Keep each line of the material that includes "icon", and leave out the rest.

§ **EXERCISE MATERIAL**:
════
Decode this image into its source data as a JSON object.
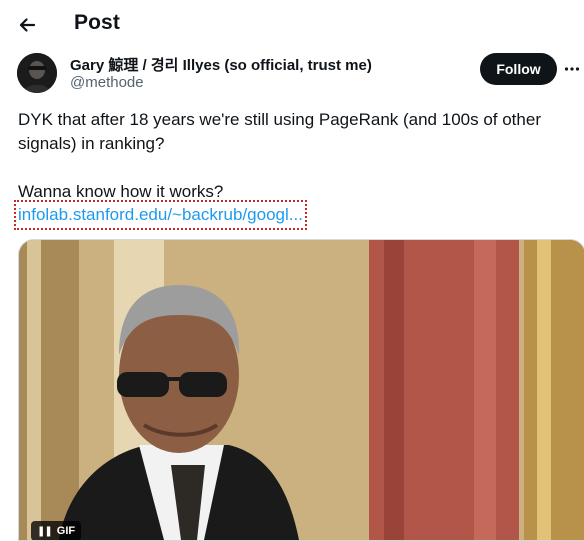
{
  "header": {
    "title": "Post",
    "back_icon": "arrow-left-icon"
  },
  "author": {
    "display_name": "Gary 鯨理 / 경리 Illyes (so official, trust me)",
    "handle": "@methode"
  },
  "actions": {
    "follow_label": "Follow",
    "more_icon": "more-horizontal-icon"
  },
  "tweet": {
    "lines": [
      "DYK that after 18 years we're still using PageRank (and 100s of other",
      "signals) in ranking?",
      "",
      "Wanna know how it works?"
    ],
    "link_text": "infolab.stanford.edu/~backrub/googl..."
  },
  "media": {
    "type_badge": "GIF",
    "badge_icon": "pause-icon"
  },
  "colors": {
    "text": "#0f1419",
    "muted": "#536471",
    "link": "#1d9bf0",
    "button": "#0f1419"
  }
}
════
§ **WRITTEN ANSWER**:
    "back_icon": "arrow-left-icon"
    "more_icon": "more-horizontal-icon"
    "badge_icon": "pause-icon"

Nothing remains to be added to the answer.